**Record excerpts**:
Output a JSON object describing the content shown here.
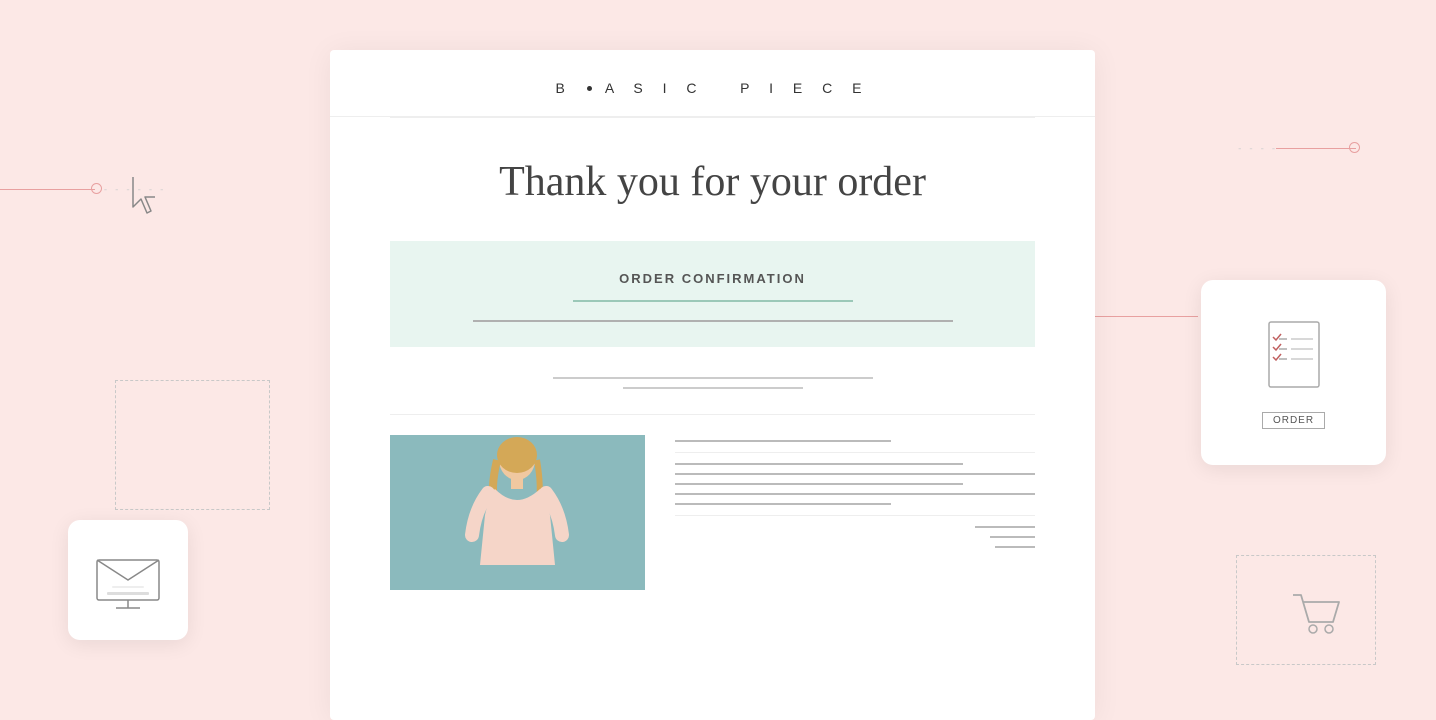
{
  "brand": {
    "name_parts": [
      "B",
      "A",
      "S",
      "I",
      "C",
      "P",
      "I",
      "E",
      "C",
      "E"
    ],
    "display": "B·ASIC  PIECE"
  },
  "email_template": {
    "title": "Thank you for your order",
    "confirmation_label": "ORDER CONFIRMATION",
    "order_button": "ORDER"
  },
  "decorations": {
    "cursor_unicode": "↖",
    "arrow_unicode": "←",
    "cart_unicode": "🛒"
  }
}
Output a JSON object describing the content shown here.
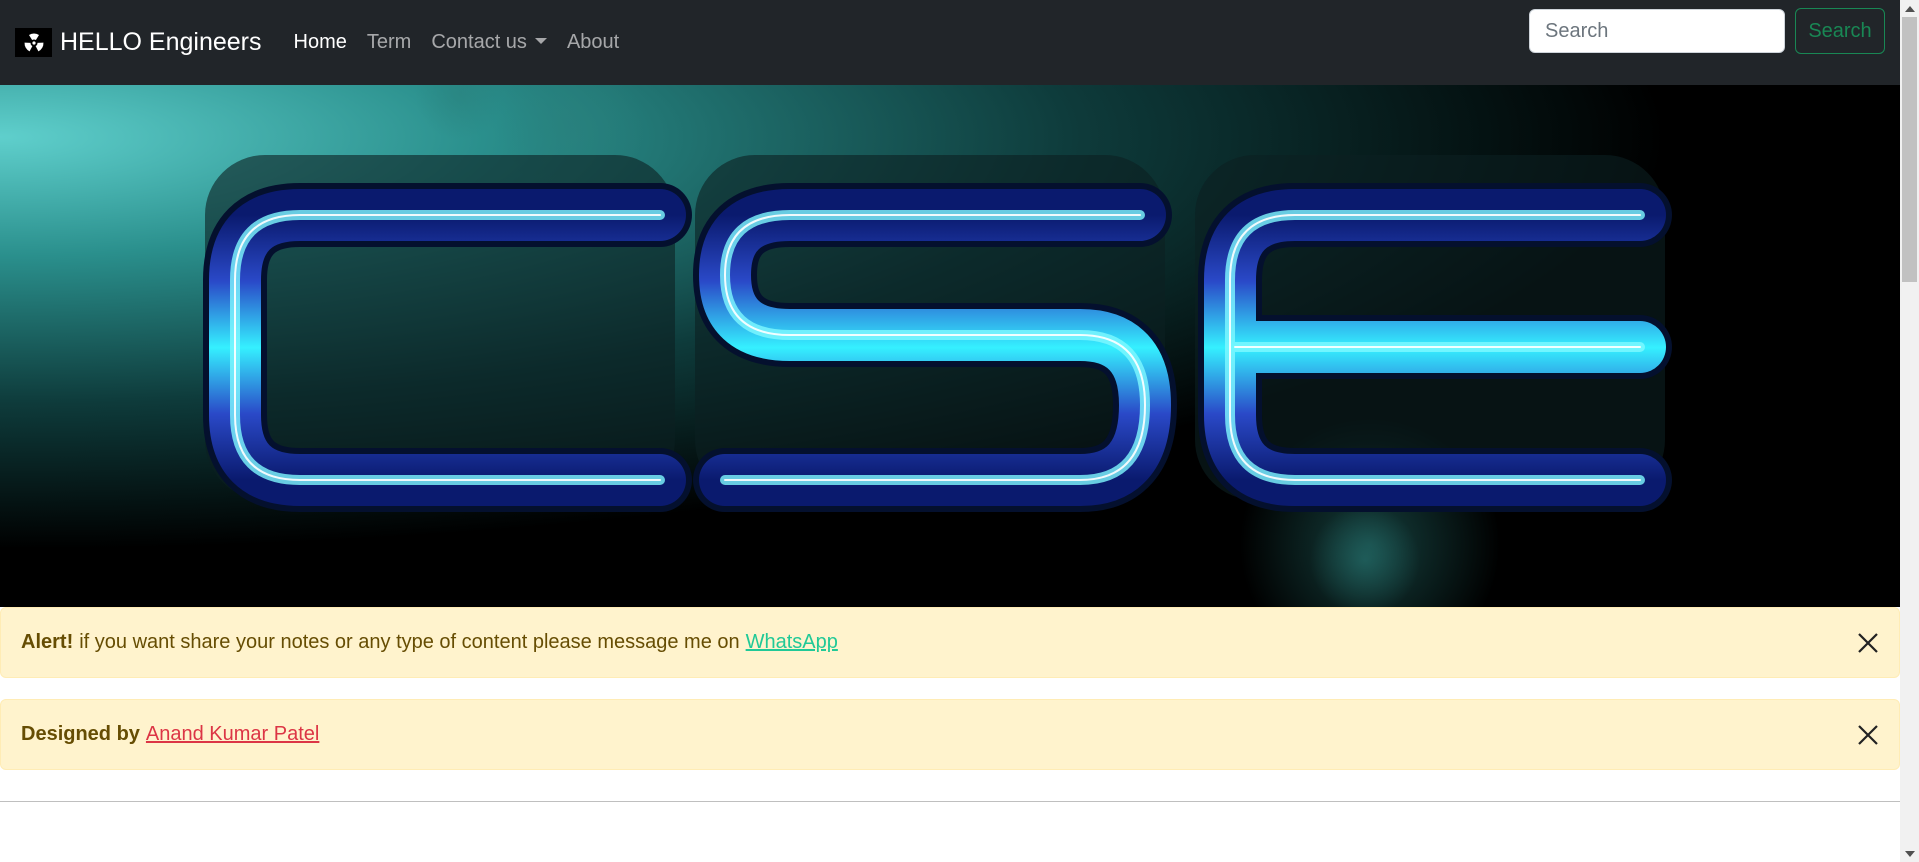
{
  "navbar": {
    "brand": "HELLO Engineers",
    "brand_icon": "radiation-icon",
    "links": [
      {
        "label": "Home",
        "active": true
      },
      {
        "label": "Term",
        "active": false
      },
      {
        "label": "Contact us",
        "active": false,
        "dropdown": true
      },
      {
        "label": "About",
        "active": false
      }
    ],
    "search": {
      "placeholder": "Search",
      "value": "",
      "button_label": "Search"
    }
  },
  "hero": {
    "banner_text": "CSE"
  },
  "alerts": [
    {
      "strong": "Alert!",
      "text": "if you want share your notes or any type of content please message me on",
      "link": "WhatsApp",
      "link_color": "#20c997"
    },
    {
      "strong": "Designed by",
      "text": "",
      "link": "Anand Kumar Patel",
      "link_color": "#dc3545"
    }
  ],
  "colors": {
    "navbar_bg": "#212529",
    "alert_bg": "#fff3cd",
    "search_btn": "#198754"
  }
}
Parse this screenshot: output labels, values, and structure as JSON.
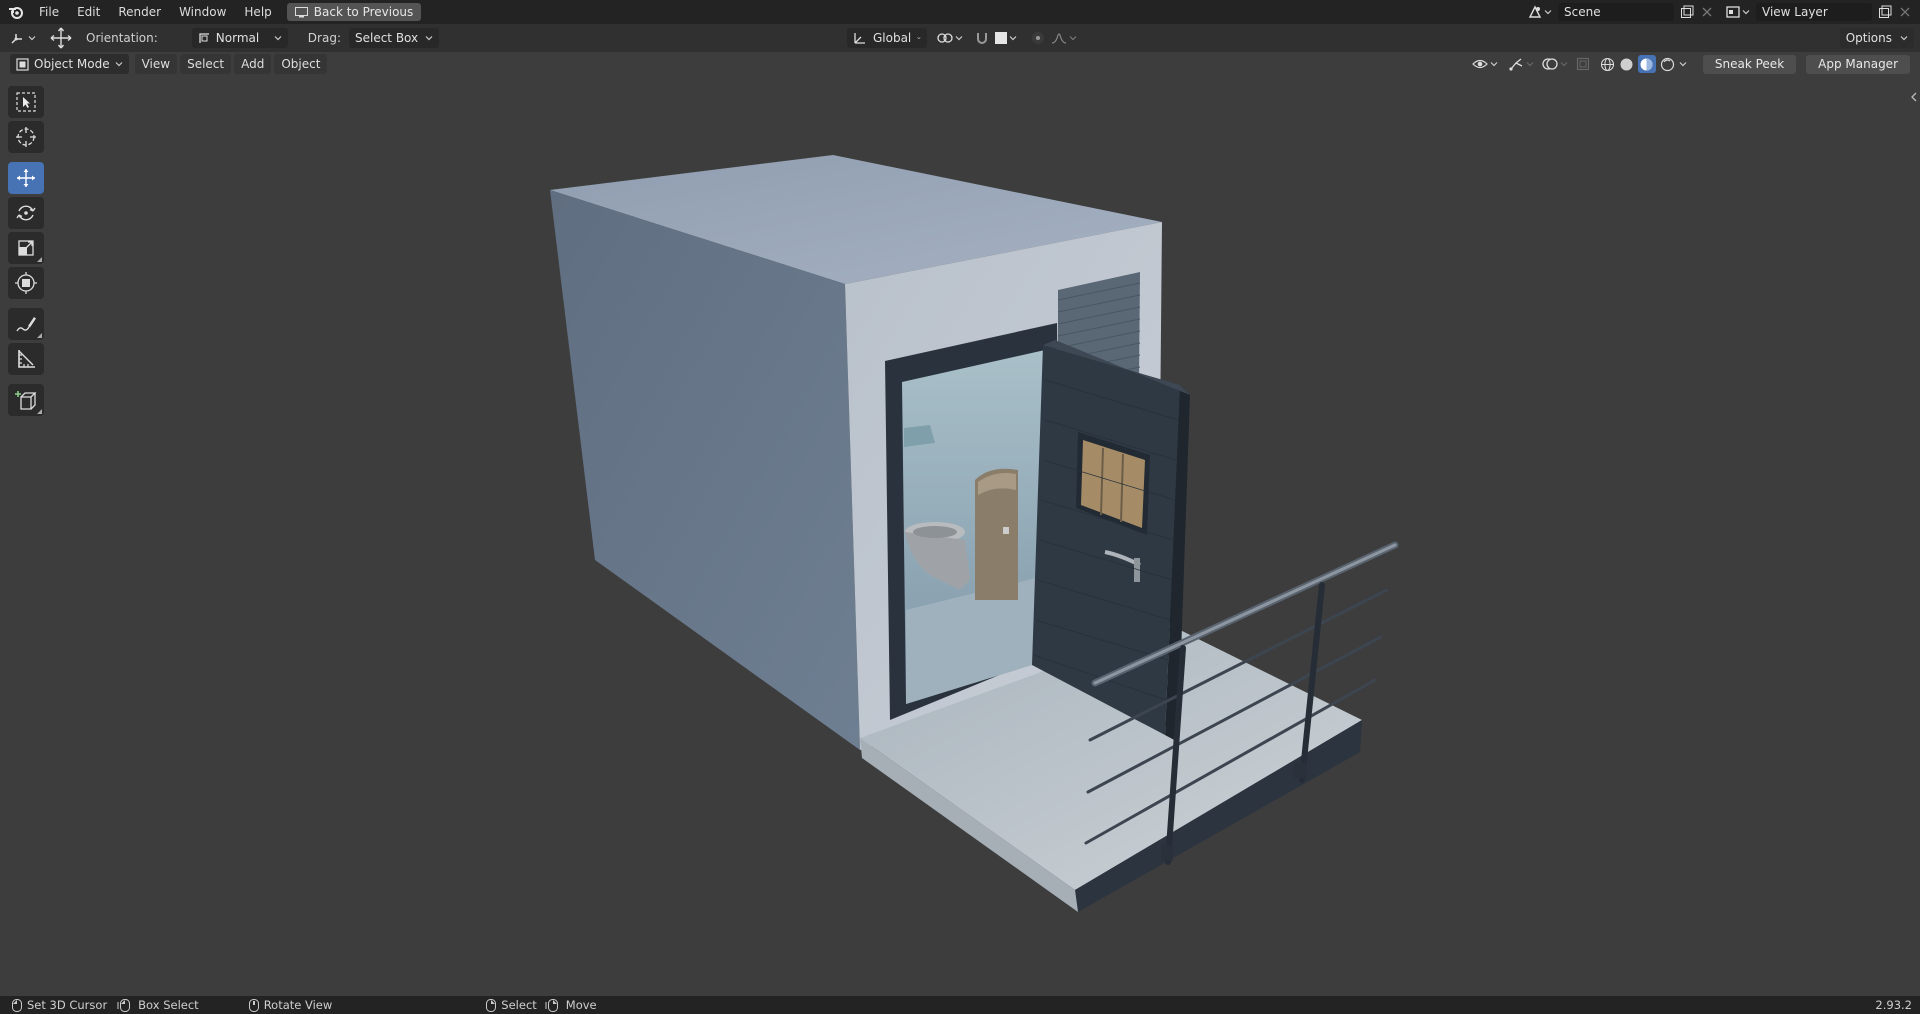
{
  "menu": {
    "items": [
      "File",
      "Edit",
      "Render",
      "Window",
      "Help"
    ],
    "back_button": "Back to Previous"
  },
  "scene": {
    "name": "Scene"
  },
  "view_layer": {
    "name": "View Layer"
  },
  "header": {
    "orientation_label": "Orientation:",
    "orientation_value": "Normal",
    "drag_label": "Drag:",
    "drag_value": "Select Box",
    "transform_orientation": "Global",
    "options_label": "Options"
  },
  "viewport_header": {
    "mode": "Object Mode",
    "menus": [
      "View",
      "Select",
      "Add",
      "Object"
    ],
    "sneak_peek": "Sneak Peek",
    "app_manager": "App Manager"
  },
  "tools": [
    {
      "name": "select-box-tool",
      "icon": "select-box-icon",
      "active": false
    },
    {
      "name": "cursor-tool",
      "icon": "cursor-icon",
      "active": false
    },
    {
      "name": "move-tool",
      "icon": "move-icon",
      "active": true
    },
    {
      "name": "rotate-tool",
      "icon": "rotate-icon",
      "active": false
    },
    {
      "name": "scale-tool",
      "icon": "scale-icon",
      "active": false
    },
    {
      "name": "transform-tool",
      "icon": "transform-icon",
      "active": false
    },
    {
      "name": "annotate-tool",
      "icon": "annotate-icon",
      "active": false
    },
    {
      "name": "measure-tool",
      "icon": "measure-icon",
      "active": false
    },
    {
      "name": "add-cube-tool",
      "icon": "add-cube-icon",
      "active": false
    }
  ],
  "status": {
    "set_cursor": "Set 3D Cursor",
    "box_select": "Box Select",
    "rotate_view": "Rotate View",
    "select": "Select",
    "move": "Move",
    "version": "2.93.2"
  },
  "colors": {
    "accent": "#4772b3",
    "viewport": "#3d3d3d",
    "topbar": "#232323"
  }
}
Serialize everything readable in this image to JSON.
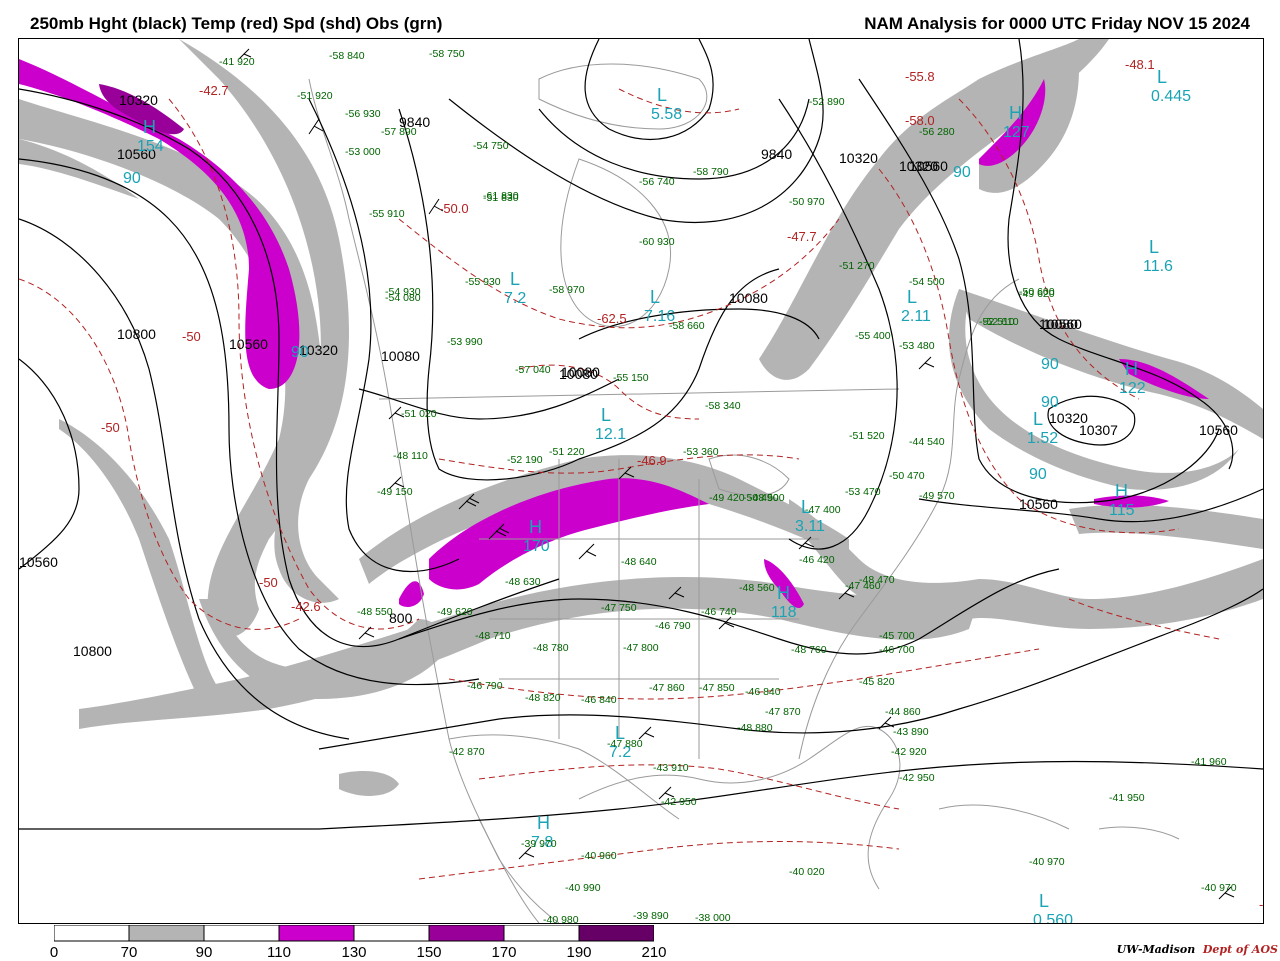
{
  "header": {
    "left_title": "250mb Hght (black) Temp (red) Spd (shd) Obs (grn)",
    "right_title": "NAM Analysis for 0000 UTC Friday  NOV 15 2024"
  },
  "legend": {
    "ticks": [
      "0",
      "70",
      "90",
      "110",
      "130",
      "150",
      "170",
      "190",
      "210"
    ],
    "colors": [
      "#ffffff",
      "#b4b4b4",
      "#ffffff",
      "#cc00cc",
      "#ffffff",
      "#990099",
      "#ffffff",
      "#660066"
    ]
  },
  "credit": {
    "org": "UW-Madison",
    "dept": "Dept of AOS"
  },
  "colors": {
    "height": "#000000",
    "temp": "#b22222",
    "speed_70": "#b4b4b4",
    "speed_110": "#cc00cc",
    "speed_150": "#990099",
    "obs": "#006400",
    "centers": "#1aa3b5",
    "coast": "#9a9a9a"
  },
  "height_labels": [
    "10320",
    "10560",
    "10800",
    "10560",
    "10320",
    "10080",
    "9840",
    "9840",
    "10080",
    "10320",
    "10560",
    "10080",
    "10080",
    "10080",
    "10320",
    "10307",
    "10560",
    "10560",
    "10560",
    "10800",
    "800",
    "10560",
    "10320"
  ],
  "temp_labels": [
    "-50",
    "-50",
    "-50",
    "-50",
    "-42.7",
    "-50.0",
    "-62.5",
    "-46.9",
    "-47.7",
    "-58.0",
    "-55.8",
    "-48.1",
    "-42.6"
  ],
  "centers": [
    {
      "letter": "H",
      "value": "154",
      "kind": "H"
    },
    {
      "letter": "L",
      "value": "7.2",
      "kind": "L"
    },
    {
      "letter": "L",
      "value": "7.16",
      "kind": "L"
    },
    {
      "letter": "L",
      "value": "12.1",
      "kind": "L"
    },
    {
      "letter": "H",
      "value": "170",
      "kind": "H"
    },
    {
      "letter": "H",
      "value": "118",
      "kind": "H"
    },
    {
      "letter": "L",
      "value": "2.11",
      "kind": "L"
    },
    {
      "letter": "L",
      "value": "3.11",
      "kind": "L"
    },
    {
      "letter": "L",
      "value": "1.52",
      "kind": "L"
    },
    {
      "letter": "H",
      "value": "122",
      "kind": "H"
    },
    {
      "letter": "H",
      "value": "115",
      "kind": "H"
    },
    {
      "letter": "H",
      "value": "127",
      "kind": "H"
    },
    {
      "letter": "L",
      "value": "11.6",
      "kind": "L"
    },
    {
      "letter": "L",
      "value": "0.445",
      "kind": "L"
    },
    {
      "letter": "L",
      "value": "7.2",
      "kind": "L"
    },
    {
      "letter": "H",
      "value": "7.8",
      "kind": "H"
    },
    {
      "letter": "L",
      "value": "0.560",
      "kind": "L"
    },
    {
      "letter": "L",
      "value": "5.58",
      "kind": "L"
    }
  ],
  "speed_labels": [
    "90",
    "90",
    "90",
    "90",
    "90",
    "90"
  ],
  "obs": [
    "-41 920",
    "-58 840",
    "-58 750",
    "-51 920",
    "-56 930",
    "-57 890",
    "-55 910",
    "-53 000",
    "-54 750",
    "-51 830",
    "-55 930",
    "-61 830",
    "-54 930",
    "-58 970",
    "-60 930",
    "-53 990",
    "-57 040",
    "-55 150",
    "-58 340",
    "-51 520",
    "-53 480",
    "-52 510",
    "-54 500",
    "-55 400",
    "-51 270",
    "-50 970",
    "-58 790",
    "-56 740",
    "-52 890",
    "-56 280",
    "-49 620",
    "-54 080",
    "-51 020",
    "-48 110",
    "-49 150",
    "-52 190",
    "-51 220",
    "-53 360",
    "-49 420",
    "-50 490",
    "-48 500",
    "-47 400",
    "-46 420",
    "-48 560",
    "-48 640",
    "-48 630",
    "-49 620",
    "-48 550",
    "-47 800",
    "-48 780",
    "-46 790",
    "-48 820",
    "-46 840",
    "-47 860",
    "-47 850",
    "-46 840",
    "-47 750",
    "-46 740",
    "-48 760",
    "-46 790",
    "-48 880",
    "-47 870",
    "-45 820",
    "-44 860",
    "-43 890",
    "-42 920",
    "-42 950",
    "-43 910",
    "-42 870",
    "-47 880",
    "-42 950",
    "-39 970",
    "-40 960",
    "-40 990",
    "-40 980",
    "-39 890",
    "-38 000",
    "-40 020",
    "-40 970",
    "-41 950",
    "-41 960",
    "-40 970",
    "-50 600",
    "-52 610",
    "-45 700",
    "-48 470",
    "-47 460",
    "-53 470",
    "-50 470",
    "-44 540",
    "-49 570",
    "-58 660",
    "-46 700",
    "-48 710"
  ]
}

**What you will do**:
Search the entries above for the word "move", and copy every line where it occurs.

**Your response**:
      "name": "move-tool",
      "icon": "move-icon",
    "move": "Move",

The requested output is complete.